(Recorded data)
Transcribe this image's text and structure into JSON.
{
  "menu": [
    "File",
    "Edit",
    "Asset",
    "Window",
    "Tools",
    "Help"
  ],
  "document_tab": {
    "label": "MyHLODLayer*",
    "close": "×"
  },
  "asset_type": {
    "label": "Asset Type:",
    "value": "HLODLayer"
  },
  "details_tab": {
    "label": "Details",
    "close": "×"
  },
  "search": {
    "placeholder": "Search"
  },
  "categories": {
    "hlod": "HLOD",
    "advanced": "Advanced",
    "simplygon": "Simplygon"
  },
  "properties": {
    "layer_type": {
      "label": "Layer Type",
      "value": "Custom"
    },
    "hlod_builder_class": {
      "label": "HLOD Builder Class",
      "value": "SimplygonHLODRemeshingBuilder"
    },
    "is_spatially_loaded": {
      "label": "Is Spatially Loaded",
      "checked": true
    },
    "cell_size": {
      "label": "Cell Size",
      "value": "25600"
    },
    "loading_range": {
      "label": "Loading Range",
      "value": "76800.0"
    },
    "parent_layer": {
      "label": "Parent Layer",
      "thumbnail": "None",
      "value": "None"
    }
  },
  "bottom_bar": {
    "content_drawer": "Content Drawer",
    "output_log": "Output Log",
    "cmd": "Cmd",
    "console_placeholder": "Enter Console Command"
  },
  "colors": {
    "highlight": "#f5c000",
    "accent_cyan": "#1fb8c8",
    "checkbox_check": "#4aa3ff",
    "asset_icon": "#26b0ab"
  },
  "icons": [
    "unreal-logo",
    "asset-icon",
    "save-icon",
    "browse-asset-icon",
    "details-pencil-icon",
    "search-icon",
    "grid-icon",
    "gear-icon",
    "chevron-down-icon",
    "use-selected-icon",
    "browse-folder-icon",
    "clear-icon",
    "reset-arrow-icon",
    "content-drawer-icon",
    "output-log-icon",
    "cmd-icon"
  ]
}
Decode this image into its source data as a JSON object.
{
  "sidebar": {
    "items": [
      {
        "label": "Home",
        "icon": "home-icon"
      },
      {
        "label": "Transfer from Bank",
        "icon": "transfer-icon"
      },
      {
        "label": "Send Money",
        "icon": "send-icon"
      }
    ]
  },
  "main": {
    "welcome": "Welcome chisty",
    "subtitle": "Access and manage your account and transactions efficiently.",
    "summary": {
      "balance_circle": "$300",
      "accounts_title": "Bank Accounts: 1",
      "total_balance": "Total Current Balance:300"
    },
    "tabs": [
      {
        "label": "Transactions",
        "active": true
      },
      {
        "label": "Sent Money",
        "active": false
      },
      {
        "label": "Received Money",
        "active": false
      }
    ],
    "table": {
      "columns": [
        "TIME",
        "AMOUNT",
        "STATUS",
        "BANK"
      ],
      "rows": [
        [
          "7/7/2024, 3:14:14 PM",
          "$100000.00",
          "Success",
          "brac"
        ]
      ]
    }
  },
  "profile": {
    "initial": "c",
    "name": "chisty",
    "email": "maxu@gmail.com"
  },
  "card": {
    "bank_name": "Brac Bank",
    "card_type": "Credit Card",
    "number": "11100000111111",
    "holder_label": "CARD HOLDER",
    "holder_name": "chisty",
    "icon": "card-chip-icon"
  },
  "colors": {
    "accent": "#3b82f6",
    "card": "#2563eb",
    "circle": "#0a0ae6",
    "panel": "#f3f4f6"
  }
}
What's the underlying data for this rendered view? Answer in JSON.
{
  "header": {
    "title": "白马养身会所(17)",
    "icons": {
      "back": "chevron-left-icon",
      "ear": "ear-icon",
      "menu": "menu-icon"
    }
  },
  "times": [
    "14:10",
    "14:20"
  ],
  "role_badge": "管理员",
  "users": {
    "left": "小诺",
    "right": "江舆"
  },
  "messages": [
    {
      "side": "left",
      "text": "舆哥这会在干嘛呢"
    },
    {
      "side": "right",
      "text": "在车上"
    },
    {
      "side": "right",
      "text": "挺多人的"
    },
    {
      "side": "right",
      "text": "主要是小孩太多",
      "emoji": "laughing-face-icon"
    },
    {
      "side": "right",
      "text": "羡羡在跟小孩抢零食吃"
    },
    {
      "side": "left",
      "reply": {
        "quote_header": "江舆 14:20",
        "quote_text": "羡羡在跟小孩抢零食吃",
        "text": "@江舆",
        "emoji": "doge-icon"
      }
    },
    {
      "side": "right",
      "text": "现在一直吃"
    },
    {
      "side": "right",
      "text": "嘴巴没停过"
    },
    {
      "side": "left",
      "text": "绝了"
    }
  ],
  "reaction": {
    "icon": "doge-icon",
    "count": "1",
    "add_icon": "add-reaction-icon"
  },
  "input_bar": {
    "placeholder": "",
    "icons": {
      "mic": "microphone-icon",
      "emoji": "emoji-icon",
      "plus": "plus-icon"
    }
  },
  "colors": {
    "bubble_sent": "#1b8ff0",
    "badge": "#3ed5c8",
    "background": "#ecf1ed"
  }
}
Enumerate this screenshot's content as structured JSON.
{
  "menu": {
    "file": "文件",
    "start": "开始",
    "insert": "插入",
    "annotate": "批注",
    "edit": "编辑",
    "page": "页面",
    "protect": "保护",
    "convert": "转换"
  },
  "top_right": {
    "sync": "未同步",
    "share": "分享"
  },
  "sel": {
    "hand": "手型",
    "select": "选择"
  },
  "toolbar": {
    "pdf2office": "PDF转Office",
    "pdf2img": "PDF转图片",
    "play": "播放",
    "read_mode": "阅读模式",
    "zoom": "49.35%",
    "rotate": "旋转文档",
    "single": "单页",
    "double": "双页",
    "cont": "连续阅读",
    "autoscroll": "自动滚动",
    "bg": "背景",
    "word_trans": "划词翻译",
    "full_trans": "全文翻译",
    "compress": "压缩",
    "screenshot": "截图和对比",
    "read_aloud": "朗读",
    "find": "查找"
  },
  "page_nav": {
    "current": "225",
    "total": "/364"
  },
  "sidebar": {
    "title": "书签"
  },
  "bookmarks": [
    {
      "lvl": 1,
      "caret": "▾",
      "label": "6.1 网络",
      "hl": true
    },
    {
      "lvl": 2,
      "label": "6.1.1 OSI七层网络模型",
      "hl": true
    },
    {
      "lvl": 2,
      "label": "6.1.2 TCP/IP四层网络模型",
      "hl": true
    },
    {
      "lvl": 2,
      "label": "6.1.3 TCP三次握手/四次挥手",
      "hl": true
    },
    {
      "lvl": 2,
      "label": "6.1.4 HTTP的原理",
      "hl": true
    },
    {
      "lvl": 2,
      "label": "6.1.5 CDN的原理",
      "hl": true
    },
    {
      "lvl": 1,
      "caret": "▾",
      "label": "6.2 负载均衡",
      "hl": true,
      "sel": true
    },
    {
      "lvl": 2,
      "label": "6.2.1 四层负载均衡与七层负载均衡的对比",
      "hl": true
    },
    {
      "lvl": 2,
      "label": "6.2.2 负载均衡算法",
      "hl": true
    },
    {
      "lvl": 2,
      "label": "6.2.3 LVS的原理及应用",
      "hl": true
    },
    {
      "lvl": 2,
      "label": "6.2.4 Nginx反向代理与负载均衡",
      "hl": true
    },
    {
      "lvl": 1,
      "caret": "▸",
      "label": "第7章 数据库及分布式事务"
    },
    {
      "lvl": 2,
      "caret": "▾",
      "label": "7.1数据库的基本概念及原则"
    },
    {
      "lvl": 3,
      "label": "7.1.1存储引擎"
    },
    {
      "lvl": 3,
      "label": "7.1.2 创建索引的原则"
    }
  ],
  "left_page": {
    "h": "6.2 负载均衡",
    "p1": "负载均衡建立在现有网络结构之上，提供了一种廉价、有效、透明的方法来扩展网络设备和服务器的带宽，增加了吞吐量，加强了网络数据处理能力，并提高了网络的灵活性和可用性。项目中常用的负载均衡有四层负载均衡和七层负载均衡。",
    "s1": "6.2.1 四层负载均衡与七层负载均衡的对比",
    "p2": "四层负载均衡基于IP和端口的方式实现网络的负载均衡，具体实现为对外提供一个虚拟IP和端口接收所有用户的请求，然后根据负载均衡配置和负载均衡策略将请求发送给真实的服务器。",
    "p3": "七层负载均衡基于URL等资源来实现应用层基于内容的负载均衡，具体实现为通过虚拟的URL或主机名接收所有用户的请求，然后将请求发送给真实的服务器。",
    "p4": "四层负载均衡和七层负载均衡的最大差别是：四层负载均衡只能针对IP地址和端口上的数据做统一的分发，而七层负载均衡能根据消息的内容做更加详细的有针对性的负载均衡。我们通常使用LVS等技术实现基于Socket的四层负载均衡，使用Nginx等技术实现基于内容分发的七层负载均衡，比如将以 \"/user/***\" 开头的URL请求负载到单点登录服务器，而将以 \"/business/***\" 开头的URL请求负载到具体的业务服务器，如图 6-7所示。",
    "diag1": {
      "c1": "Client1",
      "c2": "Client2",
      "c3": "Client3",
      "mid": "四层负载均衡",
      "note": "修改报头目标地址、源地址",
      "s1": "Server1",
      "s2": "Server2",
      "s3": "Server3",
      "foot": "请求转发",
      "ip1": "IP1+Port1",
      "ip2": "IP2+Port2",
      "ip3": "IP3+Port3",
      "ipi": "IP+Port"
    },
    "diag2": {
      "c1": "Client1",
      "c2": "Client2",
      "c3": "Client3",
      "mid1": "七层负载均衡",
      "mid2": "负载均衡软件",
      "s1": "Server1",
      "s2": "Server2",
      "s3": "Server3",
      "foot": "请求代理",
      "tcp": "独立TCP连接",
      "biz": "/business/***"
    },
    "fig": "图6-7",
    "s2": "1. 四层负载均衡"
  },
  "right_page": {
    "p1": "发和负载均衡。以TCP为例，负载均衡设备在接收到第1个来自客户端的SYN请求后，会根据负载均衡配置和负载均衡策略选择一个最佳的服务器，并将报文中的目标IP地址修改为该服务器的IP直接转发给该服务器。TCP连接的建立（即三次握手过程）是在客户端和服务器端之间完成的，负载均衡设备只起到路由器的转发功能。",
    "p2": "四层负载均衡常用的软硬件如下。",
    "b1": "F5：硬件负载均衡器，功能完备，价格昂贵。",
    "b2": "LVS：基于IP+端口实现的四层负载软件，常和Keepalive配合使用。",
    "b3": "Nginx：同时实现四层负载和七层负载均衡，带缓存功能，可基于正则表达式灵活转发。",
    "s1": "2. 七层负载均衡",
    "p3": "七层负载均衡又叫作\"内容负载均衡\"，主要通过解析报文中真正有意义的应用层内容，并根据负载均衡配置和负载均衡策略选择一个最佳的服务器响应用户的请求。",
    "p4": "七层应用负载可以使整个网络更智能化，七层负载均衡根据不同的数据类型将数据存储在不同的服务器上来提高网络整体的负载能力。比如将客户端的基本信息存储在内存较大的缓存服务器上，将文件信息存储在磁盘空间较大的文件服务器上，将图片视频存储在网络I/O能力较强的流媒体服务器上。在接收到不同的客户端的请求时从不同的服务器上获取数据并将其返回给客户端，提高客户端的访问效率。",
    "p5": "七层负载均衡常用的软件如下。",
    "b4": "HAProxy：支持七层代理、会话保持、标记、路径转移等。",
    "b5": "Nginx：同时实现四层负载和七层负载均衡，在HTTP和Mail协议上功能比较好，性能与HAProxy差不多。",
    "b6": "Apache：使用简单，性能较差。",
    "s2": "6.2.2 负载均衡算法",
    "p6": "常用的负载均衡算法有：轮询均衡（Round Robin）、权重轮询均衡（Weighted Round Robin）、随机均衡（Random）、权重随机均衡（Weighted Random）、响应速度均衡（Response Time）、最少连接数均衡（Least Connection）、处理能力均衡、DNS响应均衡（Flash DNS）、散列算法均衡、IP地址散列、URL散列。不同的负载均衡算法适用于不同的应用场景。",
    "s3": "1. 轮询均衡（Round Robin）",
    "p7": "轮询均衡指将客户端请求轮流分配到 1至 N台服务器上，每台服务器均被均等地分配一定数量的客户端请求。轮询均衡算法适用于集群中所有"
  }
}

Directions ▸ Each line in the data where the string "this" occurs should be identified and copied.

Written response ▸
Transcribe this image's text and structure into JSON.
Decode this image into its source data as a JSON object.
What's the underlying data for this rendered view? Answer in JSON.
Enumerate this screenshot's content as structured JSON.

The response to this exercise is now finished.